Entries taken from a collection
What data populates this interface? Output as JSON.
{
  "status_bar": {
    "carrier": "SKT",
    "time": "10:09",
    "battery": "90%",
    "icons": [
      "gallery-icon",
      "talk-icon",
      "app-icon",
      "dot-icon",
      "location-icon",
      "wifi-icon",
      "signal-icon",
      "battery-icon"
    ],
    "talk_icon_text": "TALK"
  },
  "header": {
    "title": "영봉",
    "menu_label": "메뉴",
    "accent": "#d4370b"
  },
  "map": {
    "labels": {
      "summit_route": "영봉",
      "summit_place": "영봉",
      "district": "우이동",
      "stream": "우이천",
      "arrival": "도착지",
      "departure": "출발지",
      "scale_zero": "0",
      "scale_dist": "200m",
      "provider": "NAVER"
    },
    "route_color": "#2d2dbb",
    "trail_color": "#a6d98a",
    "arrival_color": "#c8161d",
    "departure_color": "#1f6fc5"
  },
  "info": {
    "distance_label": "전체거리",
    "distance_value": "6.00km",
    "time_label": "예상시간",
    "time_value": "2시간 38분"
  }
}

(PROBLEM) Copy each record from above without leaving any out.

(ANSWER BOX)
What data populates this interface? Output as JSON.
{
  "status_bar": {
    "carrier": "SKT",
    "time": "10:09",
    "battery": "90%",
    "icons": [
      "gallery-icon",
      "talk-icon",
      "app-icon",
      "dot-icon",
      "location-icon",
      "wifi-icon",
      "signal-icon",
      "battery-icon"
    ],
    "talk_icon_text": "TALK"
  },
  "header": {
    "title": "영봉",
    "menu_label": "메뉴",
    "accent": "#d4370b"
  },
  "map": {
    "labels": {
      "summit_route": "영봉",
      "summit_place": "영봉",
      "district": "우이동",
      "stream": "우이천",
      "arrival": "도착지",
      "departure": "출발지",
      "scale_zero": "0",
      "scale_dist": "200m",
      "provider": "NAVER"
    },
    "route_color": "#2d2dbb",
    "trail_color": "#a6d98a",
    "arrival_color": "#c8161d",
    "departure_color": "#1f6fc5"
  },
  "info": {
    "distance_label": "전체거리",
    "distance_value": "6.00km",
    "time_label": "예상시간",
    "time_value": "2시간 38분"
  }
}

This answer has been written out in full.